Another room emanating the Japanese ambience is Dior Around the World, decorated with jaw-dropping printed Japanese lanterns of varied sizes, some echoing the garment prints themselves. Dress patterns by Dior designers reveal universal themes, such as African ornamental art ( John Galliano and Raf Simons), Maharajah embroideries (Gianfranco Ferré), and a Greco-Roman tunic (Maria Grazia Chiuri). The set, designed by Shigematsu, keeps the visitor encircling round and round the dynamic space, itself appearing like the inside of an enormous lantern. Digitally illustrated on some of the lanterns and three-dimensional walls are maps of the world, signifying the Dior brand’s extensive global spread as early as 1948.

Visitors will surely be mesmerized by the high-ceiling room The Dior Ateliers, filled with white toiles, embodying the essence of Dior’s fashion studio.
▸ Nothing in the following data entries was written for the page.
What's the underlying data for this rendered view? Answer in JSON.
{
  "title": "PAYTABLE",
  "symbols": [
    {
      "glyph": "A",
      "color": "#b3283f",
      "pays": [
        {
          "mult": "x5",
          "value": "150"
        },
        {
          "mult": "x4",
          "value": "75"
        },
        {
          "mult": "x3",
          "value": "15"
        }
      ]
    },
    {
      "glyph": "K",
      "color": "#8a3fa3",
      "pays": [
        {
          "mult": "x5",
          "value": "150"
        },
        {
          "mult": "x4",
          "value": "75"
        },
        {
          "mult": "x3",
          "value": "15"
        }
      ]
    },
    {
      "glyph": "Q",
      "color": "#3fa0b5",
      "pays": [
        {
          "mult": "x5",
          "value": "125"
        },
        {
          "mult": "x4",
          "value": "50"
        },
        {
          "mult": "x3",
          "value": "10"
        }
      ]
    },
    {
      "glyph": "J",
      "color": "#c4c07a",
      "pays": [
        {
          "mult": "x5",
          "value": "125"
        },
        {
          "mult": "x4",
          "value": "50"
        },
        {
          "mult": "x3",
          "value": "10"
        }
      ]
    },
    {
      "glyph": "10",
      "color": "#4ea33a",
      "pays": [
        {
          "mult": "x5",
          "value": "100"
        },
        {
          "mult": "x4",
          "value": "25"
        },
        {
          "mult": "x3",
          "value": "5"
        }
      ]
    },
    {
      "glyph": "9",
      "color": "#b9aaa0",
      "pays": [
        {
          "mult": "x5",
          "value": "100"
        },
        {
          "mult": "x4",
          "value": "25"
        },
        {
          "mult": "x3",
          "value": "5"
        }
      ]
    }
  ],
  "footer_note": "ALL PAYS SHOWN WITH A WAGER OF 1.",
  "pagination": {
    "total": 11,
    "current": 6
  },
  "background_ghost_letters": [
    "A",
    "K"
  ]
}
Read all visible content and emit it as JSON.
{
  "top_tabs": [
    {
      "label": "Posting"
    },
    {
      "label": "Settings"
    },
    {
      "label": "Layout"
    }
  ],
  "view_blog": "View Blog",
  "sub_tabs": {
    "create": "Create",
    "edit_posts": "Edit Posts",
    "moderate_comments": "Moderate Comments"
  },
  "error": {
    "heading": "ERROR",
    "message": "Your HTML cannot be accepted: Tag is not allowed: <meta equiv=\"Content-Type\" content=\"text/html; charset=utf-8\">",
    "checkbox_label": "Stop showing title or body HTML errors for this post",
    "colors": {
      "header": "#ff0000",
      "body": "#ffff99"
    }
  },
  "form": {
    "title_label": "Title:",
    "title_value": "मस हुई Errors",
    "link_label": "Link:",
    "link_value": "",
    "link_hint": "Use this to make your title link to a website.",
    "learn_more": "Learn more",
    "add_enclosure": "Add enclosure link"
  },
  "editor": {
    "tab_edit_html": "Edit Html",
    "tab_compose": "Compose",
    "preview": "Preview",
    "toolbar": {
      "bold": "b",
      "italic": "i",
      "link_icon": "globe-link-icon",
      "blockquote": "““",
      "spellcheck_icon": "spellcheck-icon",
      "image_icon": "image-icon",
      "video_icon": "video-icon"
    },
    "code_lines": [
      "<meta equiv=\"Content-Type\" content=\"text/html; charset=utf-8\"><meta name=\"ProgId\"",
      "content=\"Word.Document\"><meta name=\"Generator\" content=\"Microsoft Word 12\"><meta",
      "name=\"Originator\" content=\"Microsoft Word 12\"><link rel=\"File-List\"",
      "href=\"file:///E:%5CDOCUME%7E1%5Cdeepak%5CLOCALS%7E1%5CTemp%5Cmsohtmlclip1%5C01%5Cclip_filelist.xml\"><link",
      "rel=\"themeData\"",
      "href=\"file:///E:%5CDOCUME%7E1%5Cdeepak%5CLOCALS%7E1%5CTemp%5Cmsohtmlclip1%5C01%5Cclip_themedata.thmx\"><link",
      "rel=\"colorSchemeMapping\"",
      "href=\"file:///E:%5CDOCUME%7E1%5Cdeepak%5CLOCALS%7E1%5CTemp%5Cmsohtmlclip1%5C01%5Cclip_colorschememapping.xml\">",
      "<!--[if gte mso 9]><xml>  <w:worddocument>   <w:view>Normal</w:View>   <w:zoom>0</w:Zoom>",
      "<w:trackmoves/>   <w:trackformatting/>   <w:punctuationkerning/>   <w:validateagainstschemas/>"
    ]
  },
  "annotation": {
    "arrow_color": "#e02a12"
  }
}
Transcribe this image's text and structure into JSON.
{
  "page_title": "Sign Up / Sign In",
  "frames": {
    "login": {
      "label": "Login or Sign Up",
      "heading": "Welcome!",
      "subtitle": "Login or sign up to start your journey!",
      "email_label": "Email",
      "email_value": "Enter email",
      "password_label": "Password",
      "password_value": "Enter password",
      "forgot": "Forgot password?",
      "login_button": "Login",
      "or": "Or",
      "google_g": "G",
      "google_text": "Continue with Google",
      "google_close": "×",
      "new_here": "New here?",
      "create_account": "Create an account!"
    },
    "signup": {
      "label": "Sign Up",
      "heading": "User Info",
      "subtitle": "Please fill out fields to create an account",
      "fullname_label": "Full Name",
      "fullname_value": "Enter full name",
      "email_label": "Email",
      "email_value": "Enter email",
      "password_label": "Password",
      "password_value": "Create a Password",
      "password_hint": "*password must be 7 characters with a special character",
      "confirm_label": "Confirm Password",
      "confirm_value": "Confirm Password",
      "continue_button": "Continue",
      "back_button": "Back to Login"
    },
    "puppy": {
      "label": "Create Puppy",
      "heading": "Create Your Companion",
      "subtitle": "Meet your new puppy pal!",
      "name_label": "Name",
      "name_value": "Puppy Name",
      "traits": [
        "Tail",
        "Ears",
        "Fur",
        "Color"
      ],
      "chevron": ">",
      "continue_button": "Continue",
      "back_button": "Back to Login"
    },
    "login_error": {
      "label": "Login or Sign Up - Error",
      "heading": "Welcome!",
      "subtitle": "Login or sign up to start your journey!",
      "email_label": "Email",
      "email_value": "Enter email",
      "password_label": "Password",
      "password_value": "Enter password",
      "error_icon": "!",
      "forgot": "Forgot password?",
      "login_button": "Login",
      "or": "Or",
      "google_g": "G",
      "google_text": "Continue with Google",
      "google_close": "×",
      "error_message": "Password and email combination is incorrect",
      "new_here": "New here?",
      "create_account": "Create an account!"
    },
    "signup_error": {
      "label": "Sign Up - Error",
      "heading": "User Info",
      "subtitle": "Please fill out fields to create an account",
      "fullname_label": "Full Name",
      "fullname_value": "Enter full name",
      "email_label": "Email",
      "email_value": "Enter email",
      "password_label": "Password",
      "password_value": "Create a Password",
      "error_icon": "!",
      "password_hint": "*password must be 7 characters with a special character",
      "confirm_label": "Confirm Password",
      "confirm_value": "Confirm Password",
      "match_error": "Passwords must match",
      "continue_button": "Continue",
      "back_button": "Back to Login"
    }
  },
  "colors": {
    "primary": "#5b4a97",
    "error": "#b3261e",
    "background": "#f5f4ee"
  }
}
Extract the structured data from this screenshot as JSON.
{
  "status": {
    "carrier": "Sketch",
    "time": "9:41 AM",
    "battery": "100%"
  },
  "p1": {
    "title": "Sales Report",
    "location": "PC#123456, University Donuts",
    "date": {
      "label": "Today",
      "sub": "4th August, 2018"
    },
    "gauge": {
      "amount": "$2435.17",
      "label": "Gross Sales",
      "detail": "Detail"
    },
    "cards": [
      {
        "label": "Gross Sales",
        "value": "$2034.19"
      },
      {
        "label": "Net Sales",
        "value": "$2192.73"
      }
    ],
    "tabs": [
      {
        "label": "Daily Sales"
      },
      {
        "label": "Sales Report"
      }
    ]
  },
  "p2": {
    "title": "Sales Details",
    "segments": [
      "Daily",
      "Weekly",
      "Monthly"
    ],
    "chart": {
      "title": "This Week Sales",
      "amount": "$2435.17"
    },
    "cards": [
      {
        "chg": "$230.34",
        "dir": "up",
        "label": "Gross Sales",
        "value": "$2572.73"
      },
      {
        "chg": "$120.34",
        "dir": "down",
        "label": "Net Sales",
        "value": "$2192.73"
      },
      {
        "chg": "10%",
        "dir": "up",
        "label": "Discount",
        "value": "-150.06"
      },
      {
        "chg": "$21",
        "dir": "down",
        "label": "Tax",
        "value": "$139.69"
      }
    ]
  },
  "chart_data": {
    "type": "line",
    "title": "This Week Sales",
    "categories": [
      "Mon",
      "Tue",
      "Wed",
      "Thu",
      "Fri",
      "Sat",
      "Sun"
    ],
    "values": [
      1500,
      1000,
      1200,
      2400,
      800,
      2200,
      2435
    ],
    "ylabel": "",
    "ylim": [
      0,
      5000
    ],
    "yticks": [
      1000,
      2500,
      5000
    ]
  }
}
Precise supervision of sketches to technical details, embroidery, pleats, draping and accessorizing are visualized by astounding wall-to-wall dressmaker mannequins echoing the painstaking efforts shed to achieve the most perfect design.

From angelic white, the scene returns to rainbow colors in Colorama, demonstrating a multi-color spectrum of hats, shoes, jewelry, handbags, makeup, perfumes, and robed mannequins. Accompanying the artistic presentation are 1,000 Dior scarves created by famous Malagasy artist Joël Andrianomearisoa.

A similar presentation is seen in the Lady Dior tunnel-like red room. The iconic Lady Dior handbag, launched in 1995, and in honor of the late Princess Diana, served as a model of wearable art crafted in undeniable beauty and perfection. Throughout the years, the design has been reinvented by numerous international artists who have incorporated sculptural art, accessories, and light and illusional effects into the bag as the look of a new era.

No one can miss a Dior runway gala without its procession of classic gowns. In Stars in Dior and J’adore, the ceiling glimmers like a constellation of stars spotlighting gowns worn by film stars and renowned figures, such as Grace Kelly, Rita Hayworth, Marlene Dietrich, Ava Gardner, Marilyn Monroe, Elizabeth Taylor, Princess Diana, and the more recent Natalie Portman, Jennifer Lawrence and Charlize Theron, among others.

Finally, the exhibition’s most lavish set design, The Dior Ball, bisects a grand slope of mannequins in sunken boxes that seem to climb up to the ceiling, thanks to its mirror technique. Viewers can gaze at the spectacle flickering alternating lights and patterns from below or above a bridge. Accompanied by dramatic music, the theatre-like pageant represents everything that Christian Dior had imagined and endeavored in making himself, perhaps, the most valuable visionary in the fashion industry.

In Dior’s words:

Everything I know, see or hear, everything in my life, turns into dresses.

(“Christian Dior: Designer of Dreams” exhibition, Museum of Contemporary Art of Tokyo)